But that’s not stopped her from trying to learn.  

For much of school closures, she’s studied at her classmate and neighbour’s house, Pema — whose family owns a TV where she can watch lessons and a smartphone to access Google Classroom where she complete assignments.

“I wait for her to complete her homework first. Then I work on mine.”

Tragically, the evidence shows that remote learning has been no substitute for being at school — and the children with the least, like Dechen, have lost out most in their learning. 

School closures in South Asia have forced hundreds of millions of children and their teachers to transition to remote learning in a region with low connectivity and device affordability.  

Even when a family has access to technology, children are not always able to access it. As a result, children have suffered enormous setbacks in their learning journey.

They’ve also lost the most from the relationships and life school provides.

“I don’t understand much when I watch it on TV. At school, the teacher explains until we understand the lessons but on television, the lessons go very fast and we can’t catch up.”

Dechen watches lessons on TV at her friend and neighbour’s house.

“I don’t like staying home. At school, we play and study. At home, we cannot go anywhere. I miss my school, my teachers and my friends.”

Children have lost so much in the last two years.  

But every child is different. And their experiences during school closures have been different too. 

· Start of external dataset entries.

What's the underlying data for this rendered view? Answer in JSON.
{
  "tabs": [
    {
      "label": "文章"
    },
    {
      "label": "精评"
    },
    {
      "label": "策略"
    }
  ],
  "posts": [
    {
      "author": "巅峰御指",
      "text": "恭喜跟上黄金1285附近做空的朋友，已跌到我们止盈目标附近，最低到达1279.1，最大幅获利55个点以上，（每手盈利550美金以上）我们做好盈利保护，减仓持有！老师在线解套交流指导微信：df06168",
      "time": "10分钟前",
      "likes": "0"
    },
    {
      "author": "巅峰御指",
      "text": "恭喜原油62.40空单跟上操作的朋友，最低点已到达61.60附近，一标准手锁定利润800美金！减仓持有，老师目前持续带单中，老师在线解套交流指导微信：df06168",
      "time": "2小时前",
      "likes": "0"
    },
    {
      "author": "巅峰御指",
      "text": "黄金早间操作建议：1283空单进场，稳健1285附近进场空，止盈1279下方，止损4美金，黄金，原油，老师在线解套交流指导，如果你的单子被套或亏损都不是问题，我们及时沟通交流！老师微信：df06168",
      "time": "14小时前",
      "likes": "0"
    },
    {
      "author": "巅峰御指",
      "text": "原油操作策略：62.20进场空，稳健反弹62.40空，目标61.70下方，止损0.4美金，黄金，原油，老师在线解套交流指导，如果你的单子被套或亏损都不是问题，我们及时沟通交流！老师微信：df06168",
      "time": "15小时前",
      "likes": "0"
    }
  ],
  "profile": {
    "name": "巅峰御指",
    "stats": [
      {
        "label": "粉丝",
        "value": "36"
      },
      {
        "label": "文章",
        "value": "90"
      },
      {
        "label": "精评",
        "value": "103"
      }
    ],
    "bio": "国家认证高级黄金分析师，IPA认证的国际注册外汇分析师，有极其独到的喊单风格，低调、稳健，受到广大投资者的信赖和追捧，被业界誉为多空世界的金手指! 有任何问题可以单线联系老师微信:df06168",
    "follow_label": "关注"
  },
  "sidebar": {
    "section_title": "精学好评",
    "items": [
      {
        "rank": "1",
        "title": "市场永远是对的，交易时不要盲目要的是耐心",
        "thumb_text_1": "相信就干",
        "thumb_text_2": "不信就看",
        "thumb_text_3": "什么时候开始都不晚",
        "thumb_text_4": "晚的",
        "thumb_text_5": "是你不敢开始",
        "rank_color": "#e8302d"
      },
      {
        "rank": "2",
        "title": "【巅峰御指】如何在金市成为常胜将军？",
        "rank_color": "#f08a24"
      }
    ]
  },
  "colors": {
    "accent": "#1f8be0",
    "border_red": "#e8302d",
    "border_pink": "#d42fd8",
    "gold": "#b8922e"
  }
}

As schools start to reopen in South Asia (once again), we must support teachers and parents to get every child back in the classroom and back on track. 

We urge governments to invest especially in the children who have lost the most — so they can return to school, recover their learning & reclaim their futures too.